# Work task
What you return must match the listing below word for word.

# Record extracts

********

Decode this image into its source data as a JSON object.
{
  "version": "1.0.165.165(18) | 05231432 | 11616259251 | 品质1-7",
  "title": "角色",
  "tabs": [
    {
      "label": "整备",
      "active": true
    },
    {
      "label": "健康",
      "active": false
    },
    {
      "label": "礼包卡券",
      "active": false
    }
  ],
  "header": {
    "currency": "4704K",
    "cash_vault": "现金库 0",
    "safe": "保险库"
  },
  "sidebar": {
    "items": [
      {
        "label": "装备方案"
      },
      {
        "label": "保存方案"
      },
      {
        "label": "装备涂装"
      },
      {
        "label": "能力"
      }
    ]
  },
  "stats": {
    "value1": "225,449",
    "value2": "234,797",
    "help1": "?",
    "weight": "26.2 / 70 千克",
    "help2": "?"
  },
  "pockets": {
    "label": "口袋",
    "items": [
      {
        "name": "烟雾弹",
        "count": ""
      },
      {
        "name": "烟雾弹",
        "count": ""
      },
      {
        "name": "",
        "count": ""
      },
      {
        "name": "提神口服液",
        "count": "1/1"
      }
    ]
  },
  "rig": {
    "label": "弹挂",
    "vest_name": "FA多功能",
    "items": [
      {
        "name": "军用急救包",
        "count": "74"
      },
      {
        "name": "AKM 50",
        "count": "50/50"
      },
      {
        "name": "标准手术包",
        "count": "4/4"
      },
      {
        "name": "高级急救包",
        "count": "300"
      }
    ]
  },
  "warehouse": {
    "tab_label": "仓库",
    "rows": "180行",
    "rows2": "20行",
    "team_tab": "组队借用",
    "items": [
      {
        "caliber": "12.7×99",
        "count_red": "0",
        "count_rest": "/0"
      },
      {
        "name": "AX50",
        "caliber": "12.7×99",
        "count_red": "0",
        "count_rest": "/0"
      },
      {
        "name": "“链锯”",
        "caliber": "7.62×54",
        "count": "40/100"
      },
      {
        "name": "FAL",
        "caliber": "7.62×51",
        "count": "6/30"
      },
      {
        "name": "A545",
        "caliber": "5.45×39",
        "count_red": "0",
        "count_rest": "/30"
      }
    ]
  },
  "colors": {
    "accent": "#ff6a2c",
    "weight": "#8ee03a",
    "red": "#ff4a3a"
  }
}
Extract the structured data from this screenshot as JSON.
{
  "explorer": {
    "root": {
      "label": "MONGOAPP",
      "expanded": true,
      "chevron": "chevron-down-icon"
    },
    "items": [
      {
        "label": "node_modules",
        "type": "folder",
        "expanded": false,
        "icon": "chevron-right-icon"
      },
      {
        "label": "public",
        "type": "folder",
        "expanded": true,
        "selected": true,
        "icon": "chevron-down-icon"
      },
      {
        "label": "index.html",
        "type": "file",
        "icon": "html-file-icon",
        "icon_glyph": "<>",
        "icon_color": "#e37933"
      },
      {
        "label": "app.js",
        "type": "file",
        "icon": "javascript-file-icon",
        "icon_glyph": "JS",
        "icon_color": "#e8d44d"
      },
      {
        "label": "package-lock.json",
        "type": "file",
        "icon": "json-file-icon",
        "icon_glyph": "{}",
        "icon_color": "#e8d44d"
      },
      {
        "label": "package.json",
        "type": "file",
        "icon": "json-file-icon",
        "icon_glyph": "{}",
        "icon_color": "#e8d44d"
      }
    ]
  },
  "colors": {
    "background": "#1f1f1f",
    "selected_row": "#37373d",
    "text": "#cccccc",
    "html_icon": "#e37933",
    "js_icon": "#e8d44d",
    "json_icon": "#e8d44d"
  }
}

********

# Solution below
Decode this image into its source data as a JSON object.
{
  "version": "1.0.165.165(18) | 05231432 | 11616259251 | 品质1-7",
  "title": "角色",
  "tabs": [
    {
      "label": "整备",
      "active": true
    },
    {
      "label": "健康",
      "active": false
    },
    {
      "label": "礼包卡券",
      "active": false
    }
  ],
  "header": {
    "currency": "4704K",
    "cash_vault": "现金库 0",
    "safe": "保险库"
  },
  "sidebar": {
    "items": [
      {
        "label": "装备方案"
      },
      {
        "label": "保存方案"
      },
      {
        "label": "装备涂装"
      },
      {
        "label": "能力"
      }
    ]
  },
  "stats": {
    "value1": "225,449",
    "value2": "234,797",
    "help1": "?",
    "weight": "26.2 / 70 千克",
    "help2": "?"
  },
  "pockets": {
    "label": "口袋",
    "items": [
      {
        "name": "烟雾弹",
        "count": ""
      },
      {
        "name": "烟雾弹",
        "count": ""
      },
      {
        "name": "",
        "count": ""
      },
      {
        "name": "提神口服液",
        "count": "1/1"
      }
    ]
  },
  "rig": {
    "label": "弹挂",
    "vest_name": "FA多功能",
    "items": [
      {
        "name": "军用急救包",
        "count": "74"
      },
      {
        "name": "AKM 50",
        "count": "50/50"
      },
      {
        "name": "标准手术包",
        "count": "4/4"
      },
      {
        "name": "高级急救包",
        "count": "300"
      }
    ]
  },
  "warehouse": {
    "tab_label": "仓库",
    "rows": "180行",
    "rows2": "20行",
    "team_tab": "组队借用",
    "items": [
      {
        "caliber": "12.7×99",
        "count_red": "0",
        "count_rest": "/0"
      },
      {
        "name": "AX50",
        "caliber": "12.7×99",
        "count_red": "0",
        "count_rest": "/0"
      },
      {
        "name": "“链锯”",
        "caliber": "7.62×54",
        "count": "40/100"
      },
      {
        "name": "FAL",
        "caliber": "7.62×51",
        "count": "6/30"
      },
      {
        "name": "A545",
        "caliber": "5.45×39",
        "count_red": "0",
        "count_rest": "/30"
      }
    ]
  },
  "colors": {
    "accent": "#ff6a2c",
    "weight": "#8ee03a",
    "red": "#ff4a3a"
  }
}
Extract the structured data from this screenshot as JSON.
{
  "explorer": {
    "root": {
      "label": "MONGOAPP",
      "expanded": true,
      "chevron": "chevron-down-icon"
    },
    "items": [
      {
        "label": "node_modules",
        "type": "folder",
        "expanded": false,
        "icon": "chevron-right-icon"
      },
      {
        "label": "public",
        "type": "folder",
        "expanded": true,
        "selected": true,
        "icon": "chevron-down-icon"
      },
      {
        "label": "index.html",
        "type": "file",
        "icon": "html-file-icon",
        "icon_glyph": "<>",
        "icon_color": "#e37933"
      },
      {
        "label": "app.js",
        "type": "file",
        "icon": "javascript-file-icon",
        "icon_glyph": "JS",
        "icon_color": "#e8d44d"
      },
      {
        "label": "package-lock.json",
        "type": "file",
        "icon": "json-file-icon",
        "icon_glyph": "{}",
        "icon_color": "#e8d44d"
      },
      {
        "label": "package.json",
        "type": "file",
        "icon": "json-file-icon",
        "icon_glyph": "{}",
        "icon_color": "#e8d44d"
      }
    ]
  },
  "colors": {
    "background": "#1f1f1f",
    "selected_row": "#37373d",
    "text": "#cccccc",
    "html_icon": "#e37933",
    "js_icon": "#e8d44d",
    "json_icon": "#e8d44d"
  }
}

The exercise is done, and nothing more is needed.